 In Alice Springs, Verve Group’s client base is mostly small, mum-and-dad businesses with a turnover of A$500,000 to $5m. They operate in a range of sectors, from retail stores to medical practices, fuel stations and cattle stations.

Some aspects about working in Alice Springs that set the town apart from the rest of Australia have nothing to do with climate or location. Kirker says doing things by email and online doesn’t cut it in Alice Springs.

“Because we’re so isolated, we’re so far from everyone, people in Alice Springs actually want to talk to people,” she says, adding this hasn’t changed despite the advances of technology. And when it comes to SMEs choosing their accountant, they tend to base their choice on the person, not the designation.

“I’m very passionate about my CA qualification, I worked very hard to get it, but the smaller mum-and-dad businesses... they don’t actually recognise that as much.” 

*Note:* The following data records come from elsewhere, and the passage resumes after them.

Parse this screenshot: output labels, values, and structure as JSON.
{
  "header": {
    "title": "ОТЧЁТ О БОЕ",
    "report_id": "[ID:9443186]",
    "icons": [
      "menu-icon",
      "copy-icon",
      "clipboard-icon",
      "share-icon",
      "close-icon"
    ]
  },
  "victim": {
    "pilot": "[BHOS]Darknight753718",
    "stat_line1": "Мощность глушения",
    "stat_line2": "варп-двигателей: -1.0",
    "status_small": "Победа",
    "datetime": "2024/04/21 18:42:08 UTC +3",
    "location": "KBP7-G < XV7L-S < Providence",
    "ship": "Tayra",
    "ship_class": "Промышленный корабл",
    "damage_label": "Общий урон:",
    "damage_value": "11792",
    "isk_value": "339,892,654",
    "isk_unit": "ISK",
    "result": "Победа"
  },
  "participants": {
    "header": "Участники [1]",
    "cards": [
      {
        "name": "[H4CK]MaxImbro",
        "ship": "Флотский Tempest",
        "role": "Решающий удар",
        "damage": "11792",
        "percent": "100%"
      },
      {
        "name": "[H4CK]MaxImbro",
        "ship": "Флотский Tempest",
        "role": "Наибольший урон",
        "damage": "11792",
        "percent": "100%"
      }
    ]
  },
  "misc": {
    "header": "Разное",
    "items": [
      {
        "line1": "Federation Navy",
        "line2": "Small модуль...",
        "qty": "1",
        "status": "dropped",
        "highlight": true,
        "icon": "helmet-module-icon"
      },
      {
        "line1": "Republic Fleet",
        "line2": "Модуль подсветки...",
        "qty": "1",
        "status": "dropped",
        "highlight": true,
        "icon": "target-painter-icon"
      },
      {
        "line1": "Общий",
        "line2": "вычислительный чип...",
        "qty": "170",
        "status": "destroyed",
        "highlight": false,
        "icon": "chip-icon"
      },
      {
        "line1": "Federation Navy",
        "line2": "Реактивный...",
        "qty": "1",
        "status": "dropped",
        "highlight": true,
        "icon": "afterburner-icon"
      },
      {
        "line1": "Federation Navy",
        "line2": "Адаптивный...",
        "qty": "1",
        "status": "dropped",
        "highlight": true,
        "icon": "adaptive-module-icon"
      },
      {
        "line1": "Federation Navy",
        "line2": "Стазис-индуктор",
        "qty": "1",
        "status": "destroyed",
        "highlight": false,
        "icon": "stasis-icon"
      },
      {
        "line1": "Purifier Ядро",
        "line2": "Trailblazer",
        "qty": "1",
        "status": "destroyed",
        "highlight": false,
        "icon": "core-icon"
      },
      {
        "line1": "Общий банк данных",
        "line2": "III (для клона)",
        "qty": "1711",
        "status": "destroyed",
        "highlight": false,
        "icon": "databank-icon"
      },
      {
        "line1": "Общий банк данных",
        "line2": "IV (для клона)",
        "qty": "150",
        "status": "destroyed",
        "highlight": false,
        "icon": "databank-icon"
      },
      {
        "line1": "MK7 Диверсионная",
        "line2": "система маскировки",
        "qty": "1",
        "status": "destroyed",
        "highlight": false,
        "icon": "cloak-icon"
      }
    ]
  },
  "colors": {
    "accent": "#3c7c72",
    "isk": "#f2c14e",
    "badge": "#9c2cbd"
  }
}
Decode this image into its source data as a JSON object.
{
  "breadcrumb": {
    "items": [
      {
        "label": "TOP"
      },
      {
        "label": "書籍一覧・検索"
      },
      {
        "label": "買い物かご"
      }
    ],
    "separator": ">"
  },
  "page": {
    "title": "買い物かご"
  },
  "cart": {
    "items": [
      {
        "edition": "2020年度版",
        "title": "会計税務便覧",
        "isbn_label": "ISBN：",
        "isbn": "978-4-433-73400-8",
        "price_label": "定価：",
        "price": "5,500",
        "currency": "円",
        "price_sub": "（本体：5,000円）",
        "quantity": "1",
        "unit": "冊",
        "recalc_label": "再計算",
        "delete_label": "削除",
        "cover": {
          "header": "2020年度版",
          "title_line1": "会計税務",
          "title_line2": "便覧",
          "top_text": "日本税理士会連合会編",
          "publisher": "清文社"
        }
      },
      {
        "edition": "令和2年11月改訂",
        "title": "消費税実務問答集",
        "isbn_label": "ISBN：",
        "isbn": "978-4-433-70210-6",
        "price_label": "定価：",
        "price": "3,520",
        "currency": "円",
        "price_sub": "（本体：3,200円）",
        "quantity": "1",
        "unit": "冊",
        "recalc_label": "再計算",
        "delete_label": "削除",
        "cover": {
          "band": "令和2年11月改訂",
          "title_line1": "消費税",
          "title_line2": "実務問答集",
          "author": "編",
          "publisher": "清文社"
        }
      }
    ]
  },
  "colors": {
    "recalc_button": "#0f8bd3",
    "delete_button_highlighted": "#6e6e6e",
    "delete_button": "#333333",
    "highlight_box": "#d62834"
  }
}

“I can’t get a chartered accountant to come and live in Alice Springs,” Kirker laments, admitting she is short staffed. She blames people’s perception of living in Alice Springs, which doesn’t necessarily match the reality. “You do your research online and you go, ‘oh, it’s hot, it’s going to cost me a lot of money to live here’.”

Related: Succeeding in regional areas is all about trust

Crowe Howarth partner Craig Macalister CA sees Invercargill as a wealthy regional area that requires a different accounting approach than a city.

While the cost of living may be steeper, for example the price of fuel, it is offset by having short travel distances when people are carrying out their daily lives. “The town itself, from one side to the other, is probably 10kms,” she says. Flight costs, however, can be prohibitive.

And while interest rates are on par with the rest of the country, she admits rents can be a little higher. But there is “plenty of work”, and salaries are slightly higher. Kirker pays a receptionist in Alice Springs 15-20% more than someone doing the same role in Adelaide.

But she says she can’t compete with the wages some of the indigenous organisations offer, where workers can also get tax offsets and fringe benefits for working in a remote location. Kirker admits there is “a little bit of trouble in town”, referring to youth crime, but says she feels safe there, and advises people to take the same precautions they would in other towns and cities.

She doesn’t see herself in Alice Springs forever, but only because there are other things she wants to do elsewhere.

“I won’t retire here but we’ve got a great little town… it’s a great place to make our money and to enrich the lives of other businesses in the town, then hand it over to the next generation.”